Consumer preferences and behaviors have been rapidly shifting towards digital payment methods due to increased convenience, speed, security, and the ongoing digital transformation of various industries. These changes have significant implications for businesses, particularly in areas such as debt collection. Therefore, to effectively recover outstanding debts, companies need to adapt their strategies to align with these evolving consumer preferences.
One of the key steps in this adaptation is offering convenient and secure online payment options. Traditionally, debt collection has often involved mailed statements, phone calls, and sometimes even face-to-face visits. Today, however, consumers often prefer to manage their financial transactions online, and this includes settling debts. Offering online payment options makes it easier for consumers to pay at their convenience, which can increase the likelihood of recovering the debt.
For instance, a company could offer a self-service portal where consumers can log in, view their outstanding debts, and make payments directly. Mobile payment options could also be a good addition as smartphone usage continues to increase. It's also crucial to ensure that these payment options are secure, as this can increase trust and willingness to pay.
However, as businesses adapt to these digital methods, they must respect and protect consumer privacy, especially when it comes to selling bad debts. The selling and buying of bad debts often involve the transfer of sensitive personal information. Therefore, businesses must ensure their debt collection practices adhere to data protection regulations like the General Data Protection Regulation (GDPR) in Europe or the California Consumer Privacy Act (CCPA) in the United States.
Companies should also address any privacy concerns that may arise during the process. This could involve being transparent about how personal data is used and stored, offering options for consumers to manage their own data, and responding promptly and appropriately to any data breaches. By doing so, businesses can maintain consumer trust, avoid legal repercussions, and improve their chances of recovering debts.

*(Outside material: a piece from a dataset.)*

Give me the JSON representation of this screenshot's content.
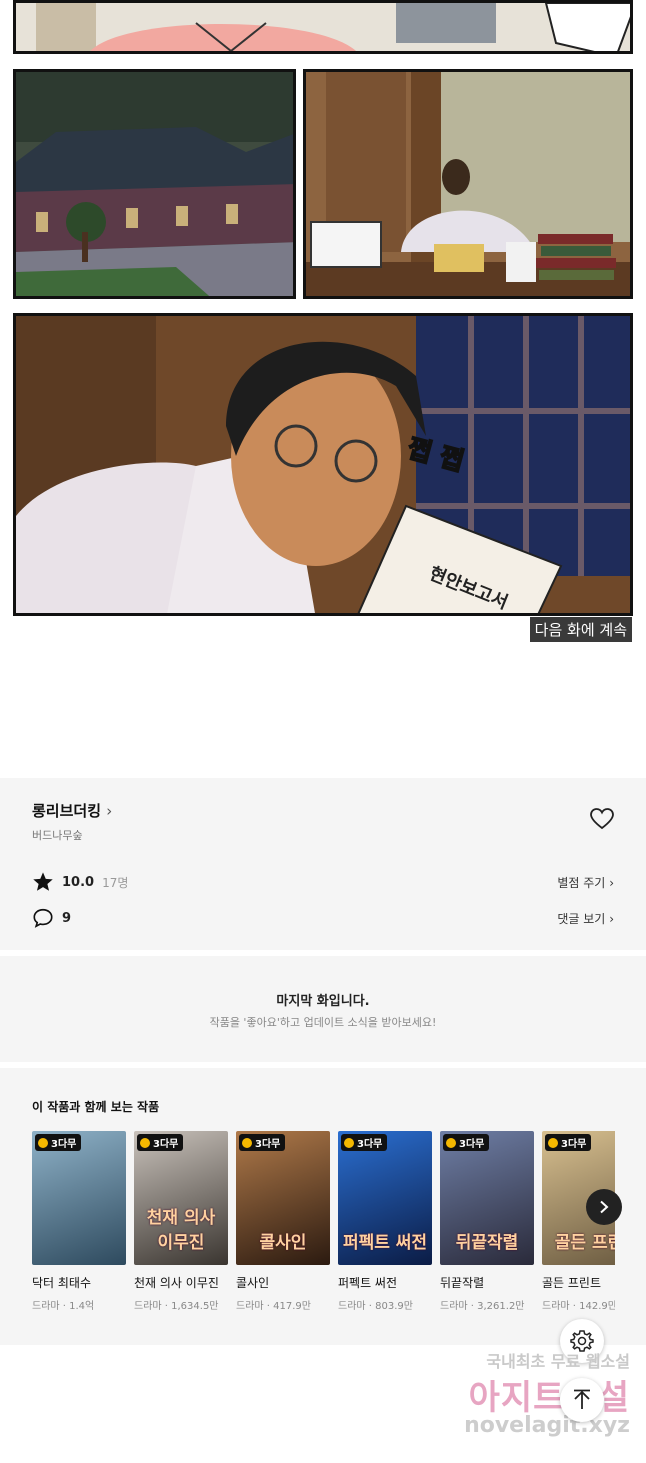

Maintaining open communication and transparency with debtors can foster trust and increase the likelihood of successful debt recovery, even when selling loan notes. By being clear about the reasons for selling bad debts, the rationale behind selling loan notes, and the consequences of non-payment, businesses can encourage debtors to engage in productive discussions.
Clear and effective communication with debt buyers is also essential for a successful bad debt sale. By establishing a mutual understanding of expectations and responsibilities, businesses can foster a positive relationship with debt buyers and maximize the potential returns from selling bad debts.
In conclusion, selling bad debt is a complex process with many factors to consider. Businesses must stay informed about the evolving landscape and adapt their strategies accordingly to stay ahead of the curve. By leveraging technological advancements, understanding the legal and regulatory environment, and collaborating with professional advisors, companies can successfully sell bad debt and recover losses, ultimately securing their financial future.